::: The data
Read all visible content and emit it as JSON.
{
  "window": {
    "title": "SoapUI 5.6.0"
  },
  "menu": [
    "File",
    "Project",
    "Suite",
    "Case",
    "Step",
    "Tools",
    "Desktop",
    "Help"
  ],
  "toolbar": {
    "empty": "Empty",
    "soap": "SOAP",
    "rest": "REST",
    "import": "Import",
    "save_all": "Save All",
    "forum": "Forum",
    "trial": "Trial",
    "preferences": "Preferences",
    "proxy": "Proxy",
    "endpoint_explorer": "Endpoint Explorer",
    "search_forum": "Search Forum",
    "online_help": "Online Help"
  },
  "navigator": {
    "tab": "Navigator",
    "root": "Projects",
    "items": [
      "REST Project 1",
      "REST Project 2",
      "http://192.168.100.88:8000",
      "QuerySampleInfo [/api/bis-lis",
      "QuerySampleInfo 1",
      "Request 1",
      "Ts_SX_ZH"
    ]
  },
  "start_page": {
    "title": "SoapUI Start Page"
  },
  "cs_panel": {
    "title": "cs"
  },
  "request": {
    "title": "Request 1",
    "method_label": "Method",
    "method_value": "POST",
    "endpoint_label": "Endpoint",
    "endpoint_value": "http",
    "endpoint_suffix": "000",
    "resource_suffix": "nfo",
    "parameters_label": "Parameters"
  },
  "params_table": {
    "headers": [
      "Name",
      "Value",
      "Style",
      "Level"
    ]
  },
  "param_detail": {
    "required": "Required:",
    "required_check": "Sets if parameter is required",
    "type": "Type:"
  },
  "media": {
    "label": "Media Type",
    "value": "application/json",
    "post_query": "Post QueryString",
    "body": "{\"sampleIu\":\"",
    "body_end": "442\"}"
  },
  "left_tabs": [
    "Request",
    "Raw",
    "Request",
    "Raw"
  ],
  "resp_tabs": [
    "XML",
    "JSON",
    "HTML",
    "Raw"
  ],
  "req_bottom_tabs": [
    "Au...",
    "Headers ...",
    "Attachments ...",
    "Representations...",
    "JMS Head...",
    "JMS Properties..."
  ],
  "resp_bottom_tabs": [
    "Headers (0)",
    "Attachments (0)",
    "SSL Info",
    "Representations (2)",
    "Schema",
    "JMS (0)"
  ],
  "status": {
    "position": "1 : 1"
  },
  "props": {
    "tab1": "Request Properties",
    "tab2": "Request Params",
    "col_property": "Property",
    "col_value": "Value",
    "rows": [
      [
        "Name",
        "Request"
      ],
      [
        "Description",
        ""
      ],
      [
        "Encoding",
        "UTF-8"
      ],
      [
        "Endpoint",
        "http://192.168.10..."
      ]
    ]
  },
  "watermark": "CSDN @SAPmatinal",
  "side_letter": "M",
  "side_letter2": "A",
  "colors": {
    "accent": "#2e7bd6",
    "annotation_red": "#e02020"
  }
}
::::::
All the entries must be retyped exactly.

** Answer to this problem **
Read all visible content and emit it as JSON.
{
  "window": {
    "title": "SoapUI 5.6.0"
  },
  "menu": [
    "File",
    "Project",
    "Suite",
    "Case",
    "Step",
    "Tools",
    "Desktop",
    "Help"
  ],
  "toolbar": {
    "empty": "Empty",
    "soap": "SOAP",
    "rest": "REST",
    "import": "Import",
    "save_all": "Save All",
    "forum": "Forum",
    "trial": "Trial",
    "preferences": "Preferences",
    "proxy": "Proxy",
    "endpoint_explorer": "Endpoint Explorer",
    "search_forum": "Search Forum",
    "online_help": "Online Help"
  },
  "navigator": {
    "tab": "Navigator",
    "root": "Projects",
    "items": [
      "REST Project 1",
      "REST Project 2",
      "http://192.168.100.88:8000",
      "QuerySampleInfo [/api/bis-lis",
      "QuerySampleInfo 1",
      "Request 1",
      "Ts_SX_ZH"
    ]
  },
  "start_page": {
    "title": "SoapUI Start Page"
  },
  "cs_panel": {
    "title": "cs"
  },
  "request": {
    "title": "Request 1",
    "method_label": "Method",
    "method_value": "POST",
    "endpoint_label": "Endpoint",
    "endpoint_value": "http",
    "endpoint_suffix": "000",
    "resource_suffix": "nfo",
    "parameters_label": "Parameters"
  },
  "params_table": {
    "headers": [
      "Name",
      "Value",
      "Style",
      "Level"
    ]
  },
  "param_detail": {
    "required": "Required:",
    "required_check": "Sets if parameter is required",
    "type": "Type:"
  },
  "media": {
    "label": "Media Type",
    "value": "application/json",
    "post_query": "Post QueryString",
    "body": "{\"sampleIu\":\"",
    "body_end": "442\"}"
  },
  "left_tabs": [
    "Request",
    "Raw",
    "Request",
    "Raw"
  ],
  "resp_tabs": [
    "XML",
    "JSON",
    "HTML",
    "Raw"
  ],
  "req_bottom_tabs": [
    "Au...",
    "Headers ...",
    "Attachments ...",
    "Representations...",
    "JMS Head...",
    "JMS Properties..."
  ],
  "resp_bottom_tabs": [
    "Headers (0)",
    "Attachments (0)",
    "SSL Info",
    "Representations (2)",
    "Schema",
    "JMS (0)"
  ],
  "status": {
    "position": "1 : 1"
  },
  "props": {
    "tab1": "Request Properties",
    "tab2": "Request Params",
    "col_property": "Property",
    "col_value": "Value",
    "rows": [
      [
        "Name",
        "Request"
      ],
      [
        "Description",
        ""
      ],
      [
        "Encoding",
        "UTF-8"
      ],
      [
        "Endpoint",
        "http://192.168.10..."
      ]
    ]
  },
  "watermark": "CSDN @SAPmatinal",
  "side_letter": "M",
  "side_letter2": "A",
  "colors": {
    "accent": "#2e7bd6",
    "annotation_red": "#e02020"
  }
}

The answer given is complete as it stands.